■ **TASK GOAL**: Beginning with the first line, return the material verbatim and without pictures.

■ **INFORMATION SHOWN**:
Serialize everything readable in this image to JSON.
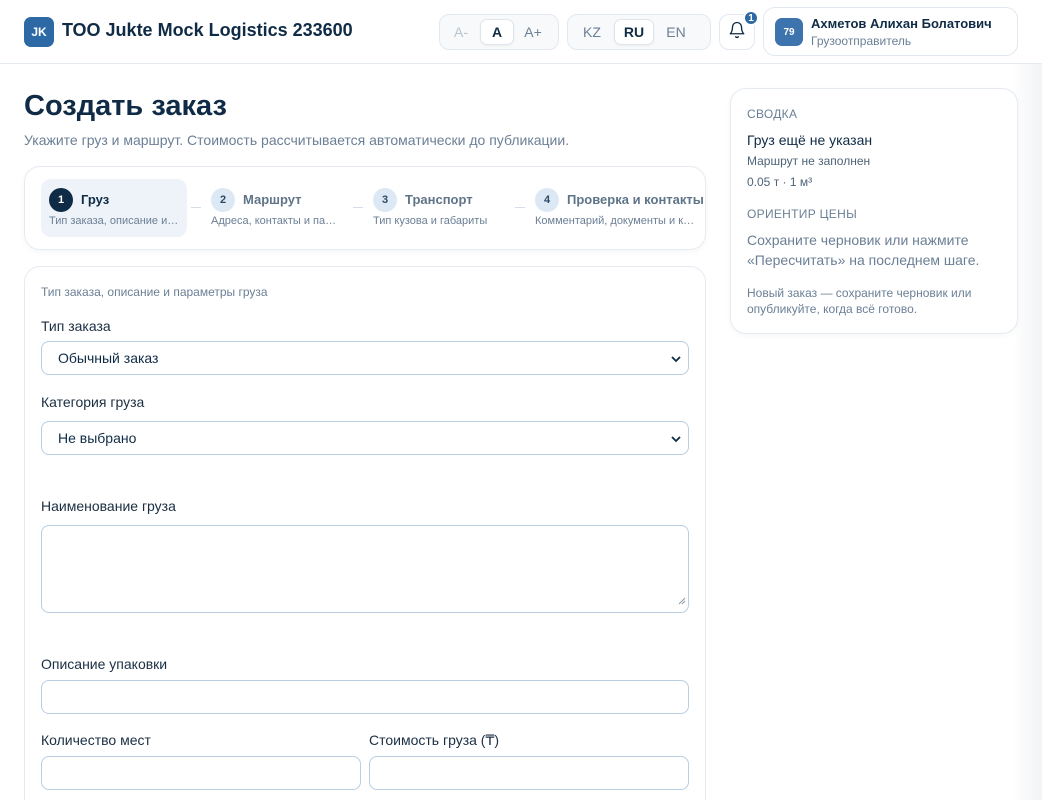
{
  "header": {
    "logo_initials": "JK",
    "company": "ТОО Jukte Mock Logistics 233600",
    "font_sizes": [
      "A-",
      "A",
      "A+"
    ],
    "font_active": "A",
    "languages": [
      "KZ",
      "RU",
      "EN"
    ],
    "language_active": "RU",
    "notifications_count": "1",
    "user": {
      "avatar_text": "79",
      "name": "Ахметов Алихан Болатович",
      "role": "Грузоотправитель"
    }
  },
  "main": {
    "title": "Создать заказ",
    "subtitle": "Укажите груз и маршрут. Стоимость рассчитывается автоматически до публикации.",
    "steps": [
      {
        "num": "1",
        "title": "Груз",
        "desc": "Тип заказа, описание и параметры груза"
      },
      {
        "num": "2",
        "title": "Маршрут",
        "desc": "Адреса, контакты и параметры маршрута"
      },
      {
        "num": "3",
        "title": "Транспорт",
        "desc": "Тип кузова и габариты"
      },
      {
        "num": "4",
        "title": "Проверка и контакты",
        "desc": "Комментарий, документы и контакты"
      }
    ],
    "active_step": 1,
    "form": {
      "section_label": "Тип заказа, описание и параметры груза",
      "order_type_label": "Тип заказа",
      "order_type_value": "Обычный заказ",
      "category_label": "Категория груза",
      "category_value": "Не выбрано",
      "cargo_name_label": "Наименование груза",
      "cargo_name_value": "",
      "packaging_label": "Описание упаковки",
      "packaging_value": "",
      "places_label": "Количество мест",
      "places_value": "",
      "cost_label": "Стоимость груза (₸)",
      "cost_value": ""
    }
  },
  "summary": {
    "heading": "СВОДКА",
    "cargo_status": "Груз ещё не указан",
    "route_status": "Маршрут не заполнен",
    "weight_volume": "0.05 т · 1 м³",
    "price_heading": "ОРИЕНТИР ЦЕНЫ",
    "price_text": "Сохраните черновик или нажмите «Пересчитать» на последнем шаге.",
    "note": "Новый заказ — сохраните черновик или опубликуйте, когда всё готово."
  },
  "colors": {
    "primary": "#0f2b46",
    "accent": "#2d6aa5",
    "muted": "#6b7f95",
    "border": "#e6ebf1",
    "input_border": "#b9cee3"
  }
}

■ **THE COMPLETED TASK**:
Serialize everything readable in this image to JSON.
{
  "header": {
    "logo_initials": "JK",
    "company": "ТОО Jukte Mock Logistics 233600",
    "font_sizes": [
      "A-",
      "A",
      "A+"
    ],
    "font_active": "A",
    "languages": [
      "KZ",
      "RU",
      "EN"
    ],
    "language_active": "RU",
    "notifications_count": "1",
    "user": {
      "avatar_text": "79",
      "name": "Ахметов Алихан Болатович",
      "role": "Грузоотправитель"
    }
  },
  "main": {
    "title": "Создать заказ",
    "subtitle": "Укажите груз и маршрут. Стоимость рассчитывается автоматически до публикации.",
    "steps": [
      {
        "num": "1",
        "title": "Груз",
        "desc": "Тип заказа, описание и параметры груза"
      },
      {
        "num": "2",
        "title": "Маршрут",
        "desc": "Адреса, контакты и параметры маршрута"
      },
      {
        "num": "3",
        "title": "Транспорт",
        "desc": "Тип кузова и габариты"
      },
      {
        "num": "4",
        "title": "Проверка и контакты",
        "desc": "Комментарий, документы и контакты"
      }
    ],
    "active_step": 1,
    "form": {
      "section_label": "Тип заказа, описание и параметры груза",
      "order_type_label": "Тип заказа",
      "order_type_value": "Обычный заказ",
      "category_label": "Категория груза",
      "category_value": "Не выбрано",
      "cargo_name_label": "Наименование груза",
      "cargo_name_value": "",
      "packaging_label": "Описание упаковки",
      "packaging_value": "",
      "places_label": "Количество мест",
      "places_value": "",
      "cost_label": "Стоимость груза (₸)",
      "cost_value": ""
    }
  },
  "summary": {
    "heading": "СВОДКА",
    "cargo_status": "Груз ещё не указан",
    "route_status": "Маршрут не заполнен",
    "weight_volume": "0.05 т · 1 м³",
    "price_heading": "ОРИЕНТИР ЦЕНЫ",
    "price_text": "Сохраните черновик или нажмите «Пересчитать» на последнем шаге.",
    "note": "Новый заказ — сохраните черновик или опубликуйте, когда всё готово."
  },
  "colors": {
    "primary": "#0f2b46",
    "accent": "#2d6aa5",
    "muted": "#6b7f95",
    "border": "#e6ebf1",
    "input_border": "#b9cee3"
  }
}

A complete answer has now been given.